Self Employed Borrowing
I speak to self employed people quite regularly and it is surprising how many are terrified of moving their finances just because of the hoops that they believe the banks will make them jump through. Two main things matter, the length of time you've been self employed and the amount you earn.
Time in business is relatively straight forward. 2 years is pretty standard but there are exceptions. The exceptions require that you get a letter from your accountant though veirfying your ability to make repayments and that your income is what you say it is. The catch being udner 2 years is that you are a higher risk in the banks eyes and that in turn will see you pay a higher interest rate. These loans are known as aternate doc loans or "lo-doc" loans.
Income is incredibly important for obvious reasons. The calculations for this mainly rely on tax returns and business financials such as the balance sheet and income statement (profit and loss). The average of 2 years income is the general requirement of the banks to assess your income but there are exceptions to that as well. Some will accpet 1 years income. On top of using the net profit of the business there are opportunities to add to your profit based on yoru financials. If your business has a depreciation expense this can be added to your annual income. If you are refinancing any debts, the interest charges on those debts can be added to your income also as the interest charge will be calculated in the new loan application.
Scenario: You have an average income of $150,000 a year over the last 2 years. You can add the depreciation of vehicles and furniture to that total. If you have a credit card that was charged $4000 in interest a year that you are closing with the funds being applied for on your home loan you can add back the interest charge from the credit card.

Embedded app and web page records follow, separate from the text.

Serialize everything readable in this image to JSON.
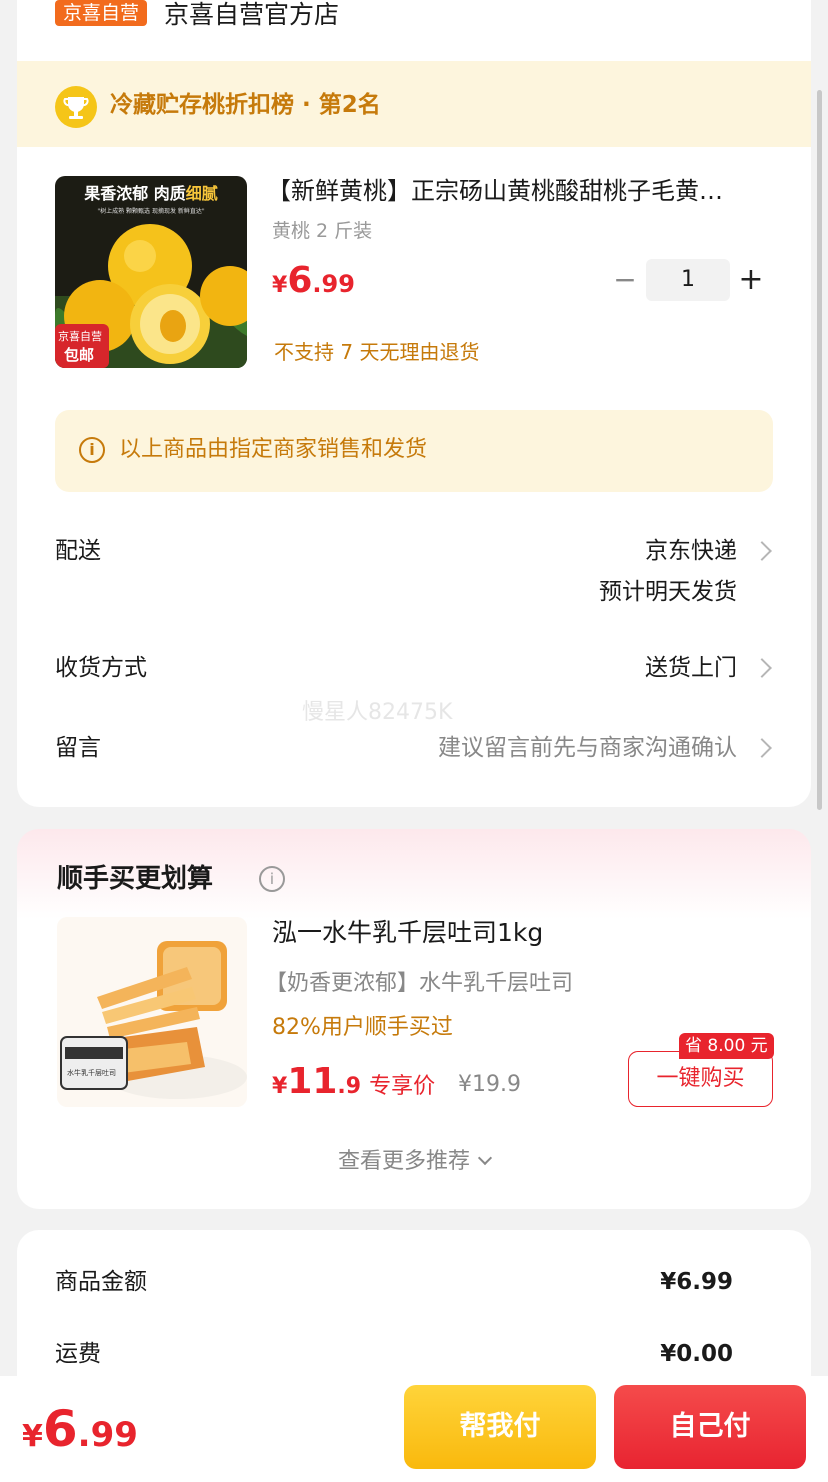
{
  "store": {
    "badge": "京喜自营",
    "name": "京喜自营官方店",
    "rank": "冷藏贮存桃折扣榜 · 第2名"
  },
  "product": {
    "title": "【新鲜黄桃】正宗砀山黄桃酸甜桃子毛黄…",
    "spec": "黄桃 2 斤装",
    "price_symbol": "¥",
    "price_int": "6",
    "price_dec": ".99",
    "quantity": "1",
    "minus": "−",
    "plus": "+",
    "no_return": "不支持 7 天无理由退货",
    "image": {
      "headline_a": "果香浓郁 肉质",
      "headline_b": "细腻",
      "subline": "\"树上成熟 颗颗甄选 现摘现发 新鲜直达\"",
      "badge_top": "京喜自营",
      "badge_bottom": "包邮"
    }
  },
  "notice": {
    "icon": "i",
    "text": "以上商品由指定商家销售和发货"
  },
  "delivery": {
    "label": "配送",
    "value_1": "京东快递",
    "value_2": "预计明天发货"
  },
  "receive": {
    "label": "收货方式",
    "value": "送货上门"
  },
  "message": {
    "label": "留言",
    "placeholder": "建议留言前先与商家沟通确认"
  },
  "watermark": "慢星人82475K",
  "recommend": {
    "title": "顺手买更划算",
    "info_icon": "i",
    "name": "泓一水牛乳千层吐司1kg",
    "sub": "【奶香更浓郁】水牛乳千层吐司",
    "sales": "82%用户顺手买过",
    "price_symbol": "¥",
    "price_int": "11",
    "price_dec": ".9",
    "price_tag": "专享价",
    "orig_price": "¥19.9",
    "save_tag": "省 8.00 元",
    "buy_label": "一键购买",
    "more_label": "查看更多推荐",
    "img_label": "水牛乳千层吐司"
  },
  "summary": {
    "goods_label": "商品金额",
    "goods_value": "¥6.99",
    "shipping_label": "运费",
    "shipping_value": "¥0.00"
  },
  "bottom": {
    "total_symbol": "¥",
    "total_int": "6",
    "total_dec": ".99",
    "help_pay": "帮我付",
    "self_pay": "自己付"
  },
  "colors": {
    "accent_red": "#e8242d",
    "accent_orange": "#c67a0b",
    "badge_orange": "#f26b1d",
    "help_yellow": "#f9b90d"
  }
}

It's not impossible to borrow money as a self employed applicant and having a good broker work with you is a great way to ensure you're not making a credit enquiry for no reason as we can assess your income against bank requirements before an application is submitted.